Raising Horizons: Portraits Highlighting Women in Archaeology and Geoscience Past and Present
British Antarctic Survey Director Professor Dame Jane Francis features in a new collection of photographic portraits of contemporary ‘trowelblazers’ posing as their historic counterparts.
Raising Horizons highlights the roles and contributions of women in the development of archaeology, palaeontology and geology whose achievements range from discovering footprints nearly a million years old, reconstructing Antarctica’s lost forests, multi-media explorations of prehistory and training virtually a whole generation of archaeologists.
Fourteen portraits, posed by women working in the field today, depict an imagined moment in time from the life of a historical counterpart. Based on evidence including original photographs, memoirs, biographies and fieldwork diaries, the exhibition brings to life forgotten women from the past, whilst highlighting their continuing impact and legacy through their connections to today’s pioneers.

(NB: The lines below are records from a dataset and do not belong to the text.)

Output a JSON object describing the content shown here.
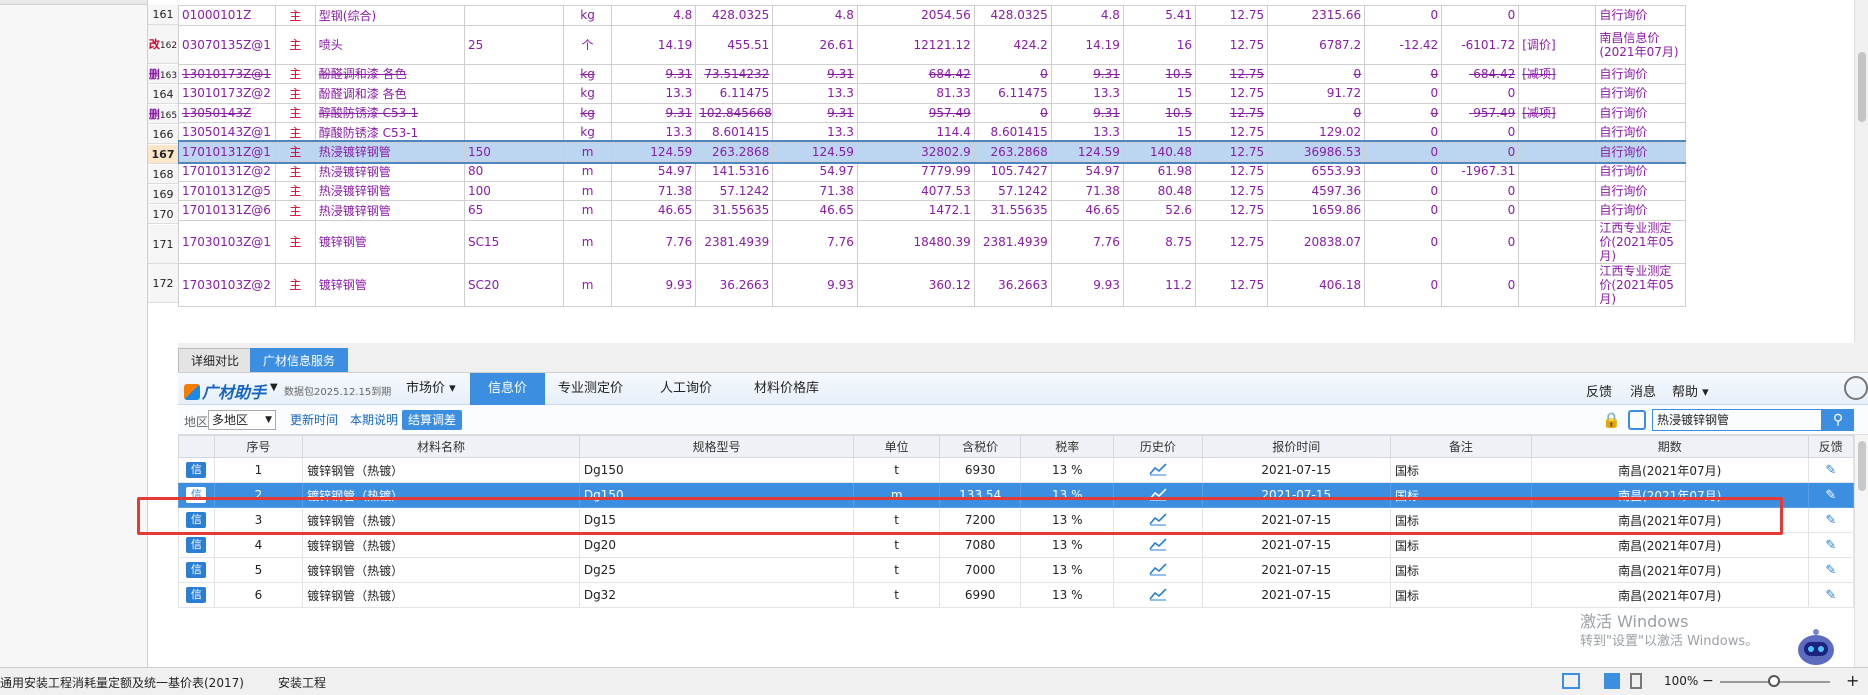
{
  "top_rows": [
    {
      "no": "161",
      "code": "01000101Z",
      "kind": "主",
      "name": "型钢(综合)",
      "spec": "",
      "unit": "kg",
      "v1": "4.8",
      "v2": "428.0325",
      "v3": "4.8",
      "v4": "2054.56",
      "v5": "428.0325",
      "v6": "4.8",
      "v7": "5.41",
      "v8": "12.75",
      "v9": "2315.66",
      "v10": "0",
      "v11": "0",
      "v12": "",
      "src": "自行询价",
      "style": "normal"
    },
    {
      "no": "162",
      "mark": "改",
      "code": "03070135Z@1",
      "kind": "主",
      "name": "喷头",
      "spec": "25",
      "unit": "个",
      "v1": "14.19",
      "v2": "455.51",
      "v3": "26.61",
      "v4": "12121.12",
      "v5": "424.2",
      "v6": "14.19",
      "v7": "16",
      "v8": "12.75",
      "v9": "6787.2",
      "v10": "-12.42",
      "v11": "-6101.72",
      "v12": "[调价]",
      "src": "南昌信息价(2021年07月)",
      "style": "tall"
    },
    {
      "no": "163",
      "mark": "删",
      "code": "13010173Z@1",
      "kind": "主",
      "name": "酚醛调和漆 各色",
      "spec": "",
      "unit": "kg",
      "v1": "9.31",
      "v2": "73.514232",
      "v3": "9.31",
      "v4": "684.42",
      "v5": "0",
      "v6": "9.31",
      "v7": "10.5",
      "v8": "12.75",
      "v9": "0",
      "v10": "0",
      "v11": "-684.42",
      "v12": "[减项]",
      "src": "自行询价",
      "style": "strike"
    },
    {
      "no": "164",
      "code": "13010173Z@2",
      "kind": "主",
      "name": "酚醛调和漆 各色",
      "spec": "",
      "unit": "kg",
      "v1": "13.3",
      "v2": "6.11475",
      "v3": "13.3",
      "v4": "81.33",
      "v5": "6.11475",
      "v6": "13.3",
      "v7": "15",
      "v8": "12.75",
      "v9": "91.72",
      "v10": "0",
      "v11": "0",
      "v12": "",
      "src": "自行询价",
      "style": "normal"
    },
    {
      "no": "165",
      "mark": "删",
      "code": "13050143Z",
      "kind": "主",
      "name": "醇酸防锈漆 C53-1",
      "spec": "",
      "unit": "kg",
      "v1": "9.31",
      "v2": "102.845668",
      "v3": "9.31",
      "v4": "957.49",
      "v5": "0",
      "v6": "9.31",
      "v7": "10.5",
      "v8": "12.75",
      "v9": "0",
      "v10": "0",
      "v11": "-957.49",
      "v12": "[减项]",
      "src": "自行询价",
      "style": "strike"
    },
    {
      "no": "166",
      "code": "13050143Z@1",
      "kind": "主",
      "name": "醇酸防锈漆 C53-1",
      "spec": "",
      "unit": "kg",
      "v1": "13.3",
      "v2": "8.601415",
      "v3": "13.3",
      "v4": "114.4",
      "v5": "8.601415",
      "v6": "13.3",
      "v7": "15",
      "v8": "12.75",
      "v9": "129.02",
      "v10": "0",
      "v11": "0",
      "v12": "",
      "src": "自行询价",
      "style": "normal"
    },
    {
      "no": "167",
      "code": "17010131Z@1",
      "kind": "主",
      "name": "热浸镀锌钢管",
      "spec": "150",
      "unit": "m",
      "v1": "124.59",
      "v2": "263.2868",
      "v3": "124.59",
      "v4": "32802.9",
      "v5": "263.2868",
      "v6": "124.59",
      "v7": "140.48",
      "v8": "12.75",
      "v9": "36986.53",
      "v10": "0",
      "v11": "0",
      "v12": "",
      "src": "自行询价",
      "style": "selected"
    },
    {
      "no": "168",
      "code": "17010131Z@2",
      "kind": "主",
      "name": "热浸镀锌钢管",
      "spec": "80",
      "unit": "m",
      "v1": "54.97",
      "v2": "141.5316",
      "v3": "54.97",
      "v4": "7779.99",
      "v5": "105.7427",
      "v6": "54.97",
      "v7": "61.98",
      "v8": "12.75",
      "v9": "6553.93",
      "v10": "0",
      "v11": "-1967.31",
      "v12": "",
      "src": "自行询价",
      "style": "normal"
    },
    {
      "no": "169",
      "code": "17010131Z@5",
      "kind": "主",
      "name": "热浸镀锌钢管",
      "spec": "100",
      "unit": "m",
      "v1": "71.38",
      "v2": "57.1242",
      "v3": "71.38",
      "v4": "4077.53",
      "v5": "57.1242",
      "v6": "71.38",
      "v7": "80.48",
      "v8": "12.75",
      "v9": "4597.36",
      "v10": "0",
      "v11": "0",
      "v12": "",
      "src": "自行询价",
      "style": "normal"
    },
    {
      "no": "170",
      "code": "17010131Z@6",
      "kind": "主",
      "name": "热浸镀锌钢管",
      "spec": "65",
      "unit": "m",
      "v1": "46.65",
      "v2": "31.55635",
      "v3": "46.65",
      "v4": "1472.1",
      "v5": "31.55635",
      "v6": "46.65",
      "v7": "52.6",
      "v8": "12.75",
      "v9": "1659.86",
      "v10": "0",
      "v11": "0",
      "v12": "",
      "src": "自行询价",
      "style": "normal"
    },
    {
      "no": "171",
      "code": "17030103Z@1",
      "kind": "主",
      "name": "镀锌钢管",
      "spec": "SC15",
      "unit": "m",
      "v1": "7.76",
      "v2": "2381.4939",
      "v3": "7.76",
      "v4": "18480.39",
      "v5": "2381.4939",
      "v6": "7.76",
      "v7": "8.75",
      "v8": "12.75",
      "v9": "20838.07",
      "v10": "0",
      "v11": "0",
      "v12": "",
      "src": "江西专业测定价(2021年05月)",
      "style": "tall"
    },
    {
      "no": "172",
      "code": "17030103Z@2",
      "kind": "主",
      "name": "镀锌钢管",
      "spec": "SC20",
      "unit": "m",
      "v1": "9.93",
      "v2": "36.2663",
      "v3": "9.93",
      "v4": "360.12",
      "v5": "36.2663",
      "v6": "9.93",
      "v7": "11.2",
      "v8": "12.75",
      "v9": "406.18",
      "v10": "0",
      "v11": "0",
      "v12": "",
      "src": "江西专业测定价(2021年05月)",
      "style": "tall"
    }
  ],
  "bottom_tabs": {
    "detail": "详细对比",
    "service": "广材信息服务"
  },
  "assistant": {
    "logo": "广材助手",
    "data_pkg": "数据包2025.12.15到期",
    "nav": [
      "市场价 ▾",
      "信息价",
      "专业测定价",
      "人工询价",
      "材料价格库"
    ],
    "right": [
      "反馈",
      "消息",
      "帮助 ▾"
    ]
  },
  "filters": {
    "region_label": "地区",
    "region_value": "多地区",
    "update_time": "更新时间",
    "period_note": "本期说明",
    "settle": "结算调差",
    "search_value": "热浸镀锌钢管"
  },
  "lower_headers": [
    "序号",
    "材料名称",
    "规格型号",
    "单位",
    "含税价",
    "税率",
    "历史价",
    "报价时间",
    "备注",
    "期数",
    "反馈"
  ],
  "lower_rows": [
    {
      "no": "1",
      "name": "镀锌钢管（热镀）",
      "spec": "Dg150",
      "unit": "t",
      "price": "6930",
      "tax": "13 %",
      "date": "2021-07-15",
      "note": "国标",
      "period": "南昌(2021年07月)"
    },
    {
      "no": "2",
      "name": "镀锌钢管（热镀）",
      "spec": "Dg150",
      "unit": "m",
      "price": "133.54",
      "tax": "13 %",
      "date": "2021-07-15",
      "note": "国标",
      "period": "南昌(2021年07月)",
      "selected": true
    },
    {
      "no": "3",
      "name": "镀锌钢管（热镀）",
      "spec": "Dg15",
      "unit": "t",
      "price": "7200",
      "tax": "13 %",
      "date": "2021-07-15",
      "note": "国标",
      "period": "南昌(2021年07月)"
    },
    {
      "no": "4",
      "name": "镀锌钢管（热镀）",
      "spec": "Dg20",
      "unit": "t",
      "price": "7080",
      "tax": "13 %",
      "date": "2021-07-15",
      "note": "国标",
      "period": "南昌(2021年07月)"
    },
    {
      "no": "5",
      "name": "镀锌钢管（热镀）",
      "spec": "Dg25",
      "unit": "t",
      "price": "7000",
      "tax": "13 %",
      "date": "2021-07-15",
      "note": "国标",
      "period": "南昌(2021年07月)"
    },
    {
      "no": "6",
      "name": "镀锌钢管（热镀）",
      "spec": "Dg32",
      "unit": "t",
      "price": "6990",
      "tax": "13 %",
      "date": "2021-07-15",
      "note": "国标",
      "period": "南昌(2021年07月)"
    }
  ],
  "xin_label": "信",
  "status": {
    "left": "通用安装工程消耗量定额及统一基价表(2017)",
    "mid": "安装工程",
    "zoom": "100%"
  },
  "watermark": {
    "line1": "激活 Windows",
    "line2": "转到\"设置\"以激活 Windows。"
  },
  "colors": {
    "accent": "#3c8ee0",
    "highlight_box": "#e53935",
    "code_purple": "#8b1aa9"
  }
}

Professor Francis is photographed posing as Marie Carmichael Stopes (1880 – 1958) preparing for her 1903 degree ceremony. Born in Scotland to intellectual parents her studies began at UCL where she got a first class joint degree in geology and botany in only two years. She went on to become the youngest person in Britain to gain a DSc from the same institution in 1903, then completed a PhD in palaeobotany in one year at the University of Munich. Following this she became the first female lecturer at Manchester University between 1904-10. By this time she had specialized in researching Carboniferous plants, and in particular the nature and formation of coal.
Professor Francis‘ research focuses on examining the environment and climate of the past through studying plant fossils. In 2013 she was appointed Director at the BAS, the first woman to hold this position. Her research is important not only for understanding the past condition of the Earth, but also significant as it points to how climate change may affect us in the next centuries. Professor Francis has received many awards, including early in her career the Palaeontological Association’s President’s Award. Since then she has won the US Navy Antarctic Medal, the Antarctic Service Medal from the NSF, the Coke Medal from the Geological Society of London, been named “Explorer Scientist” by The Science Council and awarded Honorary Doctorates from the Universities of Leeds and Plymouth. In 2002 she was awarded The Polar Medal, only the fourth woman of over 4000 recipients, recognising her contribution to British polar science.View portraits on the Raising Horizons website